• [Data for this task]:

^^^^^^^^

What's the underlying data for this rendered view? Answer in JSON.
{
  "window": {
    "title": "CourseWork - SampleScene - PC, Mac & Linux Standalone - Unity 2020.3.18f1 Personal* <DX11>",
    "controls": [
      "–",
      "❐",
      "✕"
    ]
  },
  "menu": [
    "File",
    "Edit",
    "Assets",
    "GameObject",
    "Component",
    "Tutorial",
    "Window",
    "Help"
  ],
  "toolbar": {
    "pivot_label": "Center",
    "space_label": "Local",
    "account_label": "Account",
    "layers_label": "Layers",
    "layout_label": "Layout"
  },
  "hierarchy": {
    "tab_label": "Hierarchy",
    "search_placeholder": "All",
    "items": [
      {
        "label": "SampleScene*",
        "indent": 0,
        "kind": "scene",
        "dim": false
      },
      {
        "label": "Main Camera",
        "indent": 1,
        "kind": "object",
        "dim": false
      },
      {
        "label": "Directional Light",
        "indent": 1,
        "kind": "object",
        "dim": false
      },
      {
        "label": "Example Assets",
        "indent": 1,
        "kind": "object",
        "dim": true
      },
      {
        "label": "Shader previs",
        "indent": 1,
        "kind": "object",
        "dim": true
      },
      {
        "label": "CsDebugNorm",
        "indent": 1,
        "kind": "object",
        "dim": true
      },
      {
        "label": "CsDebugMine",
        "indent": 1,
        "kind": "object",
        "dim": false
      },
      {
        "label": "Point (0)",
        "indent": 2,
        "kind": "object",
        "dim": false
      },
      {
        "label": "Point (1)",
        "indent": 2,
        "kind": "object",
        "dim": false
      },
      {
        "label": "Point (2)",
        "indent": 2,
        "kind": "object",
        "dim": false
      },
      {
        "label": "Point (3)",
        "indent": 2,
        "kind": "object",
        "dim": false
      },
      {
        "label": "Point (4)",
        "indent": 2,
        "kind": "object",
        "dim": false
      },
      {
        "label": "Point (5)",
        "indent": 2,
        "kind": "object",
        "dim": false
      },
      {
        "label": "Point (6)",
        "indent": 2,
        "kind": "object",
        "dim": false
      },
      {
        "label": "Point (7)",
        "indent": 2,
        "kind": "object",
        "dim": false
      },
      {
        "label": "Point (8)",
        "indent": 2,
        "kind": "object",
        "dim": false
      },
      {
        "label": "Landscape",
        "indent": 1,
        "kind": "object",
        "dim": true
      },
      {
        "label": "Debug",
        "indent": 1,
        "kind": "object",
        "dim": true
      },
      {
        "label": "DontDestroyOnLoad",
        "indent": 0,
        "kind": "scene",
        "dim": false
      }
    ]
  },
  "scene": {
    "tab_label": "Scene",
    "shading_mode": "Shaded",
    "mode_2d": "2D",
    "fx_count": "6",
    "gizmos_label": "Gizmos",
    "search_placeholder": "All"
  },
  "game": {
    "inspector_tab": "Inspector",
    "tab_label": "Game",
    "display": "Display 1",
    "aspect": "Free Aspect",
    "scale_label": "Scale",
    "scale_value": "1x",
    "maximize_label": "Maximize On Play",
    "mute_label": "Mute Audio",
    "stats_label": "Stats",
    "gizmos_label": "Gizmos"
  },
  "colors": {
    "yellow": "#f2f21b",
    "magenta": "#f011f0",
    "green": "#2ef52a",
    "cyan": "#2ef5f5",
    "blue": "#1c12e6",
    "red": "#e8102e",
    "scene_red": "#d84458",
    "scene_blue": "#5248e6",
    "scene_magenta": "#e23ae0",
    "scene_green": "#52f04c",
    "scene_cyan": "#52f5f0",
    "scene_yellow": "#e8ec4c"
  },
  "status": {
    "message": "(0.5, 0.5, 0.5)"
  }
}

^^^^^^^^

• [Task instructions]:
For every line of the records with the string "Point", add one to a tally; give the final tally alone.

• [Solution to the problem]:
9